This Week’s Where In The Universe Challenge



It’s time once again for another Where In The Universe Challenge. Test your visual knowledge of the cosmos by naming where in the Universe this image was taken and give yourself extra points if you can name the spacecraft responsible for this picture. Post your guesses in the comments section, and check back on Thursday at this same post to find the answer. To make this challenge fun for everyone, please don’t include links or extensive explanations with your answer. Good luck!

UPDATE: The answer has now been posted below. Don’t peek before you make your guess!

It was fun to have an image (finally!) where not everyone was completely and absolutely sure on the answer. So, what is it? This is Mars, taken by HiRISE and is layered deposits in the north polar region. HiRISE has been looking at the polar regions to monitor seasonal processes and the permanent polar cap, looking for clues to the past climate record recorded in the polar layered deposits.

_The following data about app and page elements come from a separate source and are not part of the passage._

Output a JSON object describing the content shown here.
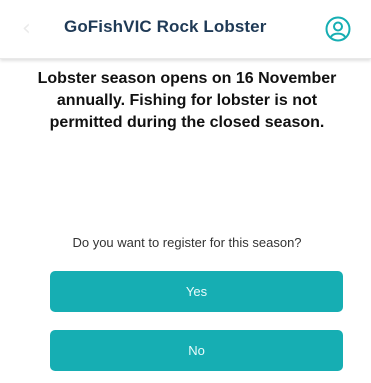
{
  "header": {
    "back_icon": "chevron-left-icon",
    "title": "GoFishVIC Rock Lobster",
    "user_icon": "user-circle-icon"
  },
  "notice": {
    "text": "Lobster season opens on 16 November annually. Fishing for lobster is not permitted during the closed season."
  },
  "register": {
    "question": "Do you want to register for this season?",
    "yes_label": "Yes",
    "no_label": "No"
  },
  "colors": {
    "accent": "#16aeb3",
    "title": "#1f3a56"
  }
}
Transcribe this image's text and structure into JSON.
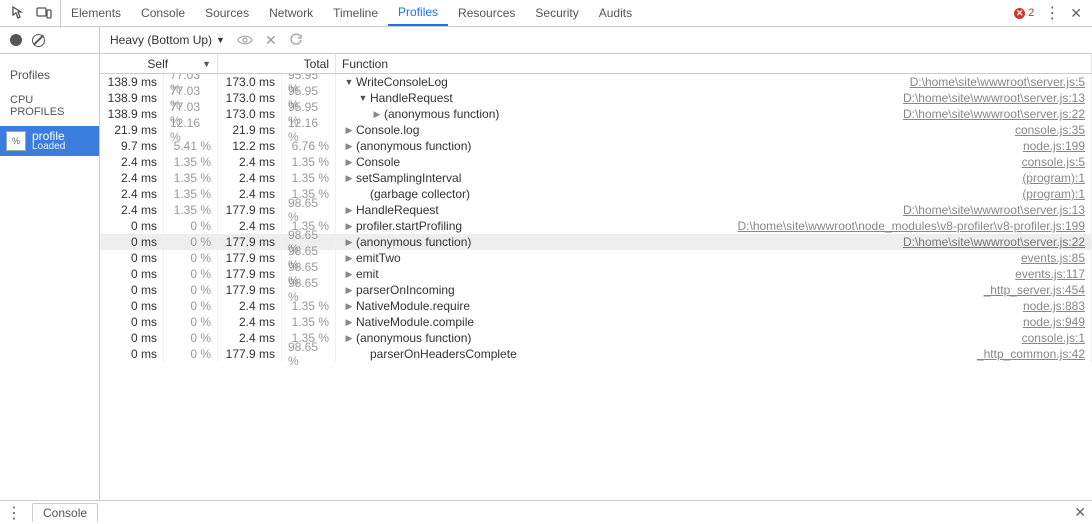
{
  "tabs": [
    "Elements",
    "Console",
    "Sources",
    "Network",
    "Timeline",
    "Profiles",
    "Resources",
    "Security",
    "Audits"
  ],
  "active_tab": 5,
  "error_count": "2",
  "sidebar": {
    "title": "Profiles",
    "section": "CPU PROFILES",
    "item": {
      "name": "profile",
      "status": "Loaded"
    }
  },
  "toolbar": {
    "view_mode": "Heavy (Bottom Up)"
  },
  "columns": {
    "self": "Self",
    "total": "Total",
    "function": "Function"
  },
  "rows": [
    {
      "self_ms": "138.9 ms",
      "self_pct": "77.03 %",
      "total_ms": "173.0 ms",
      "total_pct": "95.95 %",
      "indent": 0,
      "arrow": "open",
      "fn": "WriteConsoleLog",
      "link": "D:\\home\\site\\wwwroot\\server.js:5"
    },
    {
      "self_ms": "138.9 ms",
      "self_pct": "77.03 %",
      "total_ms": "173.0 ms",
      "total_pct": "95.95 %",
      "indent": 1,
      "arrow": "open",
      "fn": "HandleRequest",
      "link": "D:\\home\\site\\wwwroot\\server.js:13"
    },
    {
      "self_ms": "138.9 ms",
      "self_pct": "77.03 %",
      "total_ms": "173.0 ms",
      "total_pct": "95.95 %",
      "indent": 2,
      "arrow": "closed",
      "fn": "(anonymous function)",
      "link": "D:\\home\\site\\wwwroot\\server.js:22"
    },
    {
      "self_ms": "21.9 ms",
      "self_pct": "12.16 %",
      "total_ms": "21.9 ms",
      "total_pct": "12.16 %",
      "indent": 0,
      "arrow": "closed",
      "fn": "Console.log",
      "link": "console.js:35"
    },
    {
      "self_ms": "9.7 ms",
      "self_pct": "5.41 %",
      "total_ms": "12.2 ms",
      "total_pct": "6.76 %",
      "indent": 0,
      "arrow": "closed",
      "fn": "(anonymous function)",
      "link": "node.js:199"
    },
    {
      "self_ms": "2.4 ms",
      "self_pct": "1.35 %",
      "total_ms": "2.4 ms",
      "total_pct": "1.35 %",
      "indent": 0,
      "arrow": "closed",
      "fn": "Console",
      "link": "console.js:5"
    },
    {
      "self_ms": "2.4 ms",
      "self_pct": "1.35 %",
      "total_ms": "2.4 ms",
      "total_pct": "1.35 %",
      "indent": 0,
      "arrow": "closed",
      "fn": "setSamplingInterval",
      "link": "(program):1"
    },
    {
      "self_ms": "2.4 ms",
      "self_pct": "1.35 %",
      "total_ms": "2.4 ms",
      "total_pct": "1.35 %",
      "indent": 1,
      "arrow": "none",
      "fn": "(garbage collector)",
      "link": "(program):1"
    },
    {
      "self_ms": "2.4 ms",
      "self_pct": "1.35 %",
      "total_ms": "177.9 ms",
      "total_pct": "98.65 %",
      "indent": 0,
      "arrow": "closed",
      "fn": "HandleRequest",
      "link": "D:\\home\\site\\wwwroot\\server.js:13"
    },
    {
      "self_ms": "0 ms",
      "self_pct": "0 %",
      "total_ms": "2.4 ms",
      "total_pct": "1.35 %",
      "indent": 0,
      "arrow": "closed",
      "fn": "profiler.startProfiling",
      "link": "D:\\home\\site\\wwwroot\\node_modules\\v8-profiler\\v8-profiler.js:199"
    },
    {
      "self_ms": "0 ms",
      "self_pct": "0 %",
      "total_ms": "177.9 ms",
      "total_pct": "98.65 %",
      "indent": 0,
      "arrow": "closed",
      "fn": "(anonymous function)",
      "link": "D:\\home\\site\\wwwroot\\server.js:22",
      "selected": true
    },
    {
      "self_ms": "0 ms",
      "self_pct": "0 %",
      "total_ms": "177.9 ms",
      "total_pct": "98.65 %",
      "indent": 0,
      "arrow": "closed",
      "fn": "emitTwo",
      "link": "events.js:85"
    },
    {
      "self_ms": "0 ms",
      "self_pct": "0 %",
      "total_ms": "177.9 ms",
      "total_pct": "98.65 %",
      "indent": 0,
      "arrow": "closed",
      "fn": "emit",
      "link": "events.js:117"
    },
    {
      "self_ms": "0 ms",
      "self_pct": "0 %",
      "total_ms": "177.9 ms",
      "total_pct": "98.65 %",
      "indent": 0,
      "arrow": "closed",
      "fn": "parserOnIncoming",
      "link": "_http_server.js:454"
    },
    {
      "self_ms": "0 ms",
      "self_pct": "0 %",
      "total_ms": "2.4 ms",
      "total_pct": "1.35 %",
      "indent": 0,
      "arrow": "closed",
      "fn": "NativeModule.require",
      "link": "node.js:883"
    },
    {
      "self_ms": "0 ms",
      "self_pct": "0 %",
      "total_ms": "2.4 ms",
      "total_pct": "1.35 %",
      "indent": 0,
      "arrow": "closed",
      "fn": "NativeModule.compile",
      "link": "node.js:949"
    },
    {
      "self_ms": "0 ms",
      "self_pct": "0 %",
      "total_ms": "2.4 ms",
      "total_pct": "1.35 %",
      "indent": 0,
      "arrow": "closed",
      "fn": "(anonymous function)",
      "link": "console.js:1"
    },
    {
      "self_ms": "0 ms",
      "self_pct": "0 %",
      "total_ms": "177.9 ms",
      "total_pct": "98.65 %",
      "indent": 1,
      "arrow": "none",
      "fn": "parserOnHeadersComplete",
      "link": "_http_common.js:42"
    }
  ],
  "drawer": {
    "console": "Console"
  }
}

To find out more about this image check out this HiRise page, and check here for other images about climate change on Mars.

And check back next week for another Where In The Universe Challenge!

32 Replies to “This Week’s Where In The Universe Challenge”

  1. This is Mars, an area of layered deposits in (I think) the North polar area. Could also be in the south, but I think it’s up north.

    The spacecraft responsible for the picture is the MRO, and the camera is the wonderful HiRISE instrument. 🙂

  2. I was thinking the cracks on Europe by Galileo or the Tiger Stripes on Enceladus by Cassini.

  3. It’s got the “trademark look” of a HIRISE image.
    It seems to show tilted and eroded layered deposits.
    There are 1195 HIRISE images showing layered deposits. I’m not going to search them all.
    Going by pictures I saw, I’ll hazard and educated guess: South Polar region… North seems to look different.
    I’m prepared to stand corrected…

  4. HiRISE – layered structures at the poles caused by annual deposition of dust, water ice, frozen carbon dioxide.

    Initial reaction was just like Navneeth – an early (Voyager?) close-up of Saturn’s rings.

  5. This does look like the layered deposits on the martian caps. That is what it may be. However, we might be in for a surprise, for it could turn out to be a close up of a moth wing or something like that as well.

  6. Mars is probably right, but it looks a lot like a closeup of the grooves on an old vinyl recording.

  7. @solrey: I think I can write the word blockquote and have it displayed …

    If so, then you need to enclose this word between a pair of ‘is less than’ and a ‘is greater than’ signs/symbols, with the backslash character preceeding the word in the second instance …

  8. Yep … what messed my earlier, elsewhere, comment up was having the pair of symbols with a backslash … apparently what is between them is treated as something special …

    Let’s try …
    is less than:

  9. well, that proves that the backslash isn’t needed, and also that the symbol pair can be on different lines …

    What if I reverse the order?
    >
    and on a different line
    <

  10. Okey dokey, so this *should* work …

    here you do quotes by
    >blockquote<
    at the beginning, and … (see next comment)

  11. Thanks for taking the time to help, nereid. I appreciate that. I just found the correct HTML code for wordpress and when I came back to try it out, you had already commented. You’re quick. LOL

  12. YAY! Success.

    Repeat experiment to verify results.

    Can I get italics using the cite code?

    Or maybe bold

  13. That’s more like it.

    quotes in italics and bold text. Could get messy trying to proof-read though

Comments are closed.